▶ [Exercise]: Each line of the entries that contains the word "name" adds one. Reply with the resulting number only.

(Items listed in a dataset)

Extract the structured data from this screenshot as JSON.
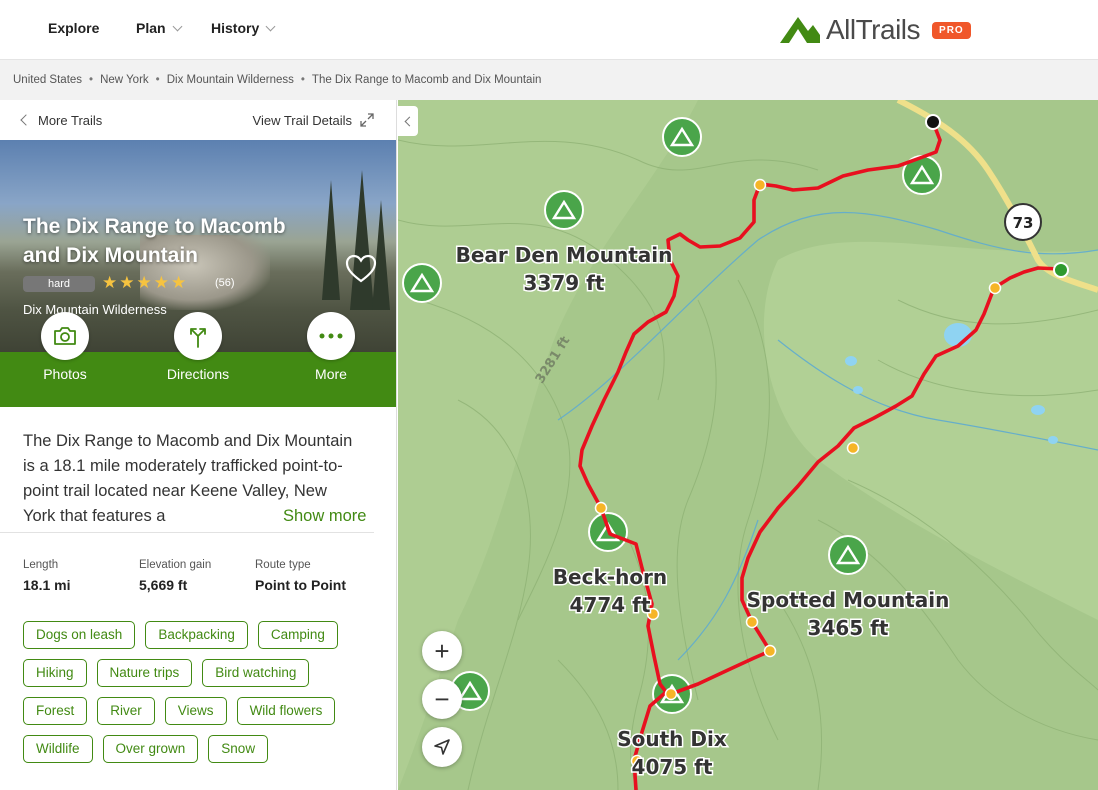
{
  "nav": {
    "explore": "Explore",
    "plan": "Plan",
    "history": "History",
    "brand": "AllTrails",
    "pro_badge": "PRO"
  },
  "breadcrumb": [
    "United States",
    "New York",
    "Dix Mountain Wilderness",
    "The Dix Range to Macomb and Dix Mountain"
  ],
  "panel": {
    "back_label": "More Trails",
    "details_label": "View Trail Details",
    "title": "The Dix Range to Macomb and Dix Mountain",
    "difficulty": "hard",
    "rating": 4.5,
    "rating_stars": "★★★★★",
    "rating_count": "(56)",
    "area": "Dix Mountain Wilderness",
    "actions": {
      "photos": "Photos",
      "directions": "Directions",
      "more": "More"
    },
    "description": "The Dix Range to Macomb and Dix Mountain is a 18.1 mile moderately trafficked point-to-point trail located near Keene Valley, New York that features a",
    "show_more": "Show more",
    "stats": [
      {
        "label": "Length",
        "value": "18.1 mi"
      },
      {
        "label": "Elevation gain",
        "value": "5,669 ft"
      },
      {
        "label": "Route type",
        "value": "Point to Point"
      }
    ],
    "tags": [
      "Dogs on leash",
      "Backpacking",
      "Camping",
      "Hiking",
      "Nature trips",
      "Bird watching",
      "Forest",
      "River",
      "Views",
      "Wild flowers",
      "Wildlife",
      "Over grown",
      "Snow"
    ]
  },
  "map": {
    "route_color": "#e8101f",
    "waypoint_color": "#f6b527",
    "start_color": "#2e9a2e",
    "road_label": "73",
    "contour_label": "3281 ft",
    "peaks": [
      {
        "name": "Bear Den Mountain",
        "elevation": "3379 ft"
      },
      {
        "name": "Beck-horn",
        "elevation": "4774 ft"
      },
      {
        "name": "Spotted Mountain",
        "elevation": "3465 ft"
      },
      {
        "name": "South Dix",
        "elevation": "4075 ft"
      }
    ],
    "controls": {
      "zoom_in": "+",
      "zoom_out": "−"
    }
  }
}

▶ [Result of this exercise]: 4